DIRECTIONS: From the first line to the last, give the data again exactly.

Dataset rows for apps and sites:
══════

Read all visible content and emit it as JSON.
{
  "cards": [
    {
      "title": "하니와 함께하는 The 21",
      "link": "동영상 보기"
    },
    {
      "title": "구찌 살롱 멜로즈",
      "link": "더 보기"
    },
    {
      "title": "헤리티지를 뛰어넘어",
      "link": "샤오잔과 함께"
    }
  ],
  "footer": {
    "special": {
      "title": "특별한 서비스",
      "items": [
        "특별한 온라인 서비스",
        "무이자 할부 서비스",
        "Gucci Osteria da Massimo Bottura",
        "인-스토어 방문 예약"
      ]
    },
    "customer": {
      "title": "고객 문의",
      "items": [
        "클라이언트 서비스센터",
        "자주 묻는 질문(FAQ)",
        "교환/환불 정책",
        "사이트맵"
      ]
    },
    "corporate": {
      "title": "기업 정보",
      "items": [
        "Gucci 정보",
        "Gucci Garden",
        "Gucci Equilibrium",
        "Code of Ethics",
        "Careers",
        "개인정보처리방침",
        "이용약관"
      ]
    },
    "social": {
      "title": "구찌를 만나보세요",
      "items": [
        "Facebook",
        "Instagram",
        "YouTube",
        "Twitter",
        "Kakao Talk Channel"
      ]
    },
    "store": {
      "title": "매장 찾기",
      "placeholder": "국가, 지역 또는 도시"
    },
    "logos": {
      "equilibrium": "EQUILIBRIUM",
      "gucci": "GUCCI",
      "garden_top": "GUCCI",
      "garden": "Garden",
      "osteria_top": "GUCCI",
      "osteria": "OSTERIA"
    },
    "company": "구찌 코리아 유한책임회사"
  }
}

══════

EXERCISE RESULT:
Read all visible content and emit it as JSON.
{
  "cards": [
    {
      "title": "하니와 함께하는 The 21",
      "link": "동영상 보기"
    },
    {
      "title": "구찌 살롱 멜로즈",
      "link": "더 보기"
    },
    {
      "title": "헤리티지를 뛰어넘어",
      "link": "샤오잔과 함께"
    }
  ],
  "footer": {
    "special": {
      "title": "특별한 서비스",
      "items": [
        "특별한 온라인 서비스",
        "무이자 할부 서비스",
        "Gucci Osteria da Massimo Bottura",
        "인-스토어 방문 예약"
      ]
    },
    "customer": {
      "title": "고객 문의",
      "items": [
        "클라이언트 서비스센터",
        "자주 묻는 질문(FAQ)",
        "교환/환불 정책",
        "사이트맵"
      ]
    },
    "corporate": {
      "title": "기업 정보",
      "items": [
        "Gucci 정보",
        "Gucci Garden",
        "Gucci Equilibrium",
        "Code of Ethics",
        "Careers",
        "개인정보처리방침",
        "이용약관"
      ]
    },
    "social": {
      "title": "구찌를 만나보세요",
      "items": [
        "Facebook",
        "Instagram",
        "YouTube",
        "Twitter",
        "Kakao Talk Channel"
      ]
    },
    "store": {
      "title": "매장 찾기",
      "placeholder": "국가, 지역 또는 도시"
    },
    "logos": {
      "equilibrium": "EQUILIBRIUM",
      "gucci": "GUCCI",
      "garden_top": "GUCCI",
      "garden": "Garden",
      "osteria_top": "GUCCI",
      "osteria": "OSTERIA"
    },
    "company": "구찌 코리아 유한책임회사"
  }
}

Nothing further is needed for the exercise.